He looks at the pilot project as a glimmer of hope. "This ordinance is not what we want, or what council member Shevawn Akers proposed, but it is a start," he said. Cullen is owner of Cullen's Carts that sell hotdogs and brats late in the evening.
Akers heads the work group that drafted the food truck proposal.
"You really don't want to seem ungrateful to council when they are trying to allow you go out there on public property, but there are other businesses that freely use public property," Cullen said.
Restaurants set up sidewalk cafes for a fee of $50 a year, he added.
The pilot project has been given first reading by the Urban County Council, and was on track for a second reading at next Thursday night's meeting.
However, The earliest the parking board could act is June 13, its next scheduled meeting.
"These are public meters. What we are doing is taking them away from the public and giving them to a specific segment," Frazier said. "So we want to make sure before we tie up public meters, we have some rational basis to do that."
Akers said she will ask council on Thursday to table the ordinance and take it up on June 20.
She expects council members to approve the pilot project then.
Jake Gibbs, an owner of Alfalfa's restaurant on East Main Street, was at the parking authority's specially called meeting on Wednesday and said he was "appalled at the general proposal" to allow food trucks to park in metered spaces downtown. Gibbs said there is an excess of restaurants, and parking is already at a premium.
Frazier said the parking authority took the matter seriously.
Debbie Long, owner of Dudley's on Short, said allowing trucks to park in metered spaces over the lunch hour means finding a space and getting to a restaurant will be harder for customers. "And that's a problem," she said.
Parking meters is what downtown restaurants "live and die by," Long said.
Long said she'd like to see the trucks continue to operate on private property.
Asked if getting food trucks on public streets in other cities has been such a lengthy process, Tibbetts, executive director of the national Mobile Food Vendors Association, said, "There seems to be two polar opposite groups.

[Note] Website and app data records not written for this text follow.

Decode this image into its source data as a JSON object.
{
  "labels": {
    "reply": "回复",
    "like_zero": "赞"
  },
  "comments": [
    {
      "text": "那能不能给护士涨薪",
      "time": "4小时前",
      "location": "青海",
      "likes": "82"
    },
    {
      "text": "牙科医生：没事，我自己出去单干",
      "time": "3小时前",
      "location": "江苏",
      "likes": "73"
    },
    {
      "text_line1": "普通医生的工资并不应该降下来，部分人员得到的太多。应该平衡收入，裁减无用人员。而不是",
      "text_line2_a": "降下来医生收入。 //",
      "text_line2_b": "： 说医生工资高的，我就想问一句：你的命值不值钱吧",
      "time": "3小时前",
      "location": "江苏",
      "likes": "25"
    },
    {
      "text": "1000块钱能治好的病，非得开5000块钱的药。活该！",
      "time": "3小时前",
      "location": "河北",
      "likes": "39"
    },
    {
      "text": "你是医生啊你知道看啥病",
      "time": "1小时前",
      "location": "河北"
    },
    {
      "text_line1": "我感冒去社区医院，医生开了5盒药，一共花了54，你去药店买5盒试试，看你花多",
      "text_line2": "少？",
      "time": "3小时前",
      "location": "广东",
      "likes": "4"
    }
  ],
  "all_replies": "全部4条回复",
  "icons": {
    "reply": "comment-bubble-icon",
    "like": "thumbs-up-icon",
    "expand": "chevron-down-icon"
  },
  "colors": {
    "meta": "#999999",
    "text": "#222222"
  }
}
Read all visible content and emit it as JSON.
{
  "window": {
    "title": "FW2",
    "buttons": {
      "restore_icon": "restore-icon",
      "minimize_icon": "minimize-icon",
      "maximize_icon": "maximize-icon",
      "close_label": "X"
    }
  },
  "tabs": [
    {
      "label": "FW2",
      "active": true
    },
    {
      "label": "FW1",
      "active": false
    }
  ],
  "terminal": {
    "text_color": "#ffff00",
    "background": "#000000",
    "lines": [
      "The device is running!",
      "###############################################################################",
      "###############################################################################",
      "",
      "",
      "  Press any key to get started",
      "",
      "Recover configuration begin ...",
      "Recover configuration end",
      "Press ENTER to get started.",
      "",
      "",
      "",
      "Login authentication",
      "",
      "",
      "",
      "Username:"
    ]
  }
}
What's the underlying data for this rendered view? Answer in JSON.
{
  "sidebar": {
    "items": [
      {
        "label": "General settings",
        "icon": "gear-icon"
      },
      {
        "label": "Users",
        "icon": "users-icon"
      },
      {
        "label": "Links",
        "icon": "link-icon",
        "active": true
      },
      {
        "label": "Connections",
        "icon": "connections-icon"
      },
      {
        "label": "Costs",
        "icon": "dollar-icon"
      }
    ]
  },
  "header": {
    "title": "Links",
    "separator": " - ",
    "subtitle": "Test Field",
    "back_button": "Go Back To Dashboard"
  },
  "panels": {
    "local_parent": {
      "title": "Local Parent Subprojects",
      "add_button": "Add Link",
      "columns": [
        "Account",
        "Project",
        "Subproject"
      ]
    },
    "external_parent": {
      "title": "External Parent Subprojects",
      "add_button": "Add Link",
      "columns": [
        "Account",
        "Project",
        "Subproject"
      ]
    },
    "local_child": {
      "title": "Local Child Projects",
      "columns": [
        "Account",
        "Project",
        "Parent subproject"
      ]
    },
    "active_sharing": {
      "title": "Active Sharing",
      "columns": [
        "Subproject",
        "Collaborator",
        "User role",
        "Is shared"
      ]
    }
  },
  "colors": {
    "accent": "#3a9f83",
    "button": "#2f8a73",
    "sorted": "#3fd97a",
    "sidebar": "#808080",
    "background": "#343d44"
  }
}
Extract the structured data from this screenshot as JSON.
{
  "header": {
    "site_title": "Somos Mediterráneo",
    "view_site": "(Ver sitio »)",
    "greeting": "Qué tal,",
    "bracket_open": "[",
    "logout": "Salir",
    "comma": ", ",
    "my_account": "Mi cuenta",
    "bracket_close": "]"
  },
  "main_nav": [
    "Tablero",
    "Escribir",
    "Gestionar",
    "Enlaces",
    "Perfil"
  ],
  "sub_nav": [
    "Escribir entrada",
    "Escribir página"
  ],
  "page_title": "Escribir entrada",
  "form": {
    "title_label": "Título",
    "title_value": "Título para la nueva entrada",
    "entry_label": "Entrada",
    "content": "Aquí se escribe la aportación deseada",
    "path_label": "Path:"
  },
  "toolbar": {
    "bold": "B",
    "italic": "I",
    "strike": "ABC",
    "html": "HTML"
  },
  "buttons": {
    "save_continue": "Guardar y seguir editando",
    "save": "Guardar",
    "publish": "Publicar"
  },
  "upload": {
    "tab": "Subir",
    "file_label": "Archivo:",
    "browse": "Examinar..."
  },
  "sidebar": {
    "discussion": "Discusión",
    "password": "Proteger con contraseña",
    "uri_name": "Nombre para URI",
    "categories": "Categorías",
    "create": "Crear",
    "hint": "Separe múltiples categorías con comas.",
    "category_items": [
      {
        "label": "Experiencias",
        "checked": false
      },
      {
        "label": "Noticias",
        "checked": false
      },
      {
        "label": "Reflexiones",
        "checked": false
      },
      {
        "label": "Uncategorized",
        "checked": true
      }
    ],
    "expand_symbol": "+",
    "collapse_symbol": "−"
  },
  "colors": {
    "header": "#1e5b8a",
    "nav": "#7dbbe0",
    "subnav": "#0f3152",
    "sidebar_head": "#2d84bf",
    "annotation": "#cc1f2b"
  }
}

Towns like Seattle, Austin and Portland have completely embraced food trucks.
"Or there are places like Lexington, Washington, D.C., and Chicago that are not embracing the trucks," he said. Tibbetts owns Cluck n' Burgers.
In Boston, food trucks operate in neighborhoods as well as downtown, after the Boston City Council approved expansion in 2011.
"There was a desire from brick and mortar restaurants to have food trucks to create a food zone for consumers," says Peter Murphy, program coordinator for food initiatives.
"Food trucks are very popular and in very high demand from consumers," he said.
But Washington is considering whether to restrict areas where food trucks can operate.
In Lexington, the food truck association is urging mobile truck supporters to contact their council representative to express their support, Cullen said.